DATA FOR PROCESSING
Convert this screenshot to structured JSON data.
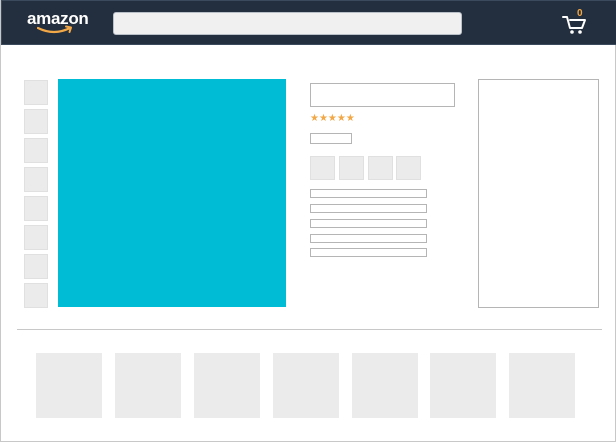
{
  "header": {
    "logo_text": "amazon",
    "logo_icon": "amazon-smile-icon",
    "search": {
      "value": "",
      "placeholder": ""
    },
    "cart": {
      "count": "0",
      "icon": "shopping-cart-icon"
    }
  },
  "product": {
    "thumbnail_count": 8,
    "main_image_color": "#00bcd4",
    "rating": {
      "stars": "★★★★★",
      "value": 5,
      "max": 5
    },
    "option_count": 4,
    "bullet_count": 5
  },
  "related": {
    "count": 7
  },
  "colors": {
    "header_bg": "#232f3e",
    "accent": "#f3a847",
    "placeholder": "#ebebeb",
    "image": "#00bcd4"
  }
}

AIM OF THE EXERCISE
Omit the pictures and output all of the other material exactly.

TASK SOLUTION
Convert this screenshot to structured JSON data.
{
  "header": {
    "logo_text": "amazon",
    "logo_icon": "amazon-smile-icon",
    "search": {
      "value": "",
      "placeholder": ""
    },
    "cart": {
      "count": "0",
      "icon": "shopping-cart-icon"
    }
  },
  "product": {
    "thumbnail_count": 8,
    "main_image_color": "#00bcd4",
    "rating": {
      "stars": "★★★★★",
      "value": 5,
      "max": 5
    },
    "option_count": 4,
    "bullet_count": 5
  },
  "related": {
    "count": 7
  },
  "colors": {
    "header_bg": "#232f3e",
    "accent": "#f3a847",
    "placeholder": "#ebebeb",
    "image": "#00bcd4"
  }
}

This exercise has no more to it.